[Dataset rows describing interfaces]
::::
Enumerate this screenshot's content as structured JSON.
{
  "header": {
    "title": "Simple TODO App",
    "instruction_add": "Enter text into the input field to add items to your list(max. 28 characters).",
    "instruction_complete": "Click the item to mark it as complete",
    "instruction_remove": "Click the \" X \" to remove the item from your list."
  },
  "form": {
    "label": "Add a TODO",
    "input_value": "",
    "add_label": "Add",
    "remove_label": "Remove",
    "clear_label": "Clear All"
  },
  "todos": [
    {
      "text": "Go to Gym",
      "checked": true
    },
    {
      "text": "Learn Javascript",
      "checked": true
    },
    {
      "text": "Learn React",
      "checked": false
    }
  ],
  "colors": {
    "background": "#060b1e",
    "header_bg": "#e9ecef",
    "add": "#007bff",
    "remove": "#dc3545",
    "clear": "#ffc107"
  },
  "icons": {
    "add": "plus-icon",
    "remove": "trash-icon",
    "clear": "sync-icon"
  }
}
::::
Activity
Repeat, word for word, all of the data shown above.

Solution below
Enumerate this screenshot's content as structured JSON.
{
  "header": {
    "title": "Simple TODO App",
    "instruction_add": "Enter text into the input field to add items to your list(max. 28 characters).",
    "instruction_complete": "Click the item to mark it as complete",
    "instruction_remove": "Click the \" X \" to remove the item from your list."
  },
  "form": {
    "label": "Add a TODO",
    "input_value": "",
    "add_label": "Add",
    "remove_label": "Remove",
    "clear_label": "Clear All"
  },
  "todos": [
    {
      "text": "Go to Gym",
      "checked": true
    },
    {
      "text": "Learn Javascript",
      "checked": true
    },
    {
      "text": "Learn React",
      "checked": false
    }
  ],
  "colors": {
    "background": "#060b1e",
    "header_bg": "#e9ecef",
    "add": "#007bff",
    "remove": "#dc3545",
    "clear": "#ffc107"
  },
  "icons": {
    "add": "plus-icon",
    "remove": "trash-icon",
    "clear": "sync-icon"
  }
}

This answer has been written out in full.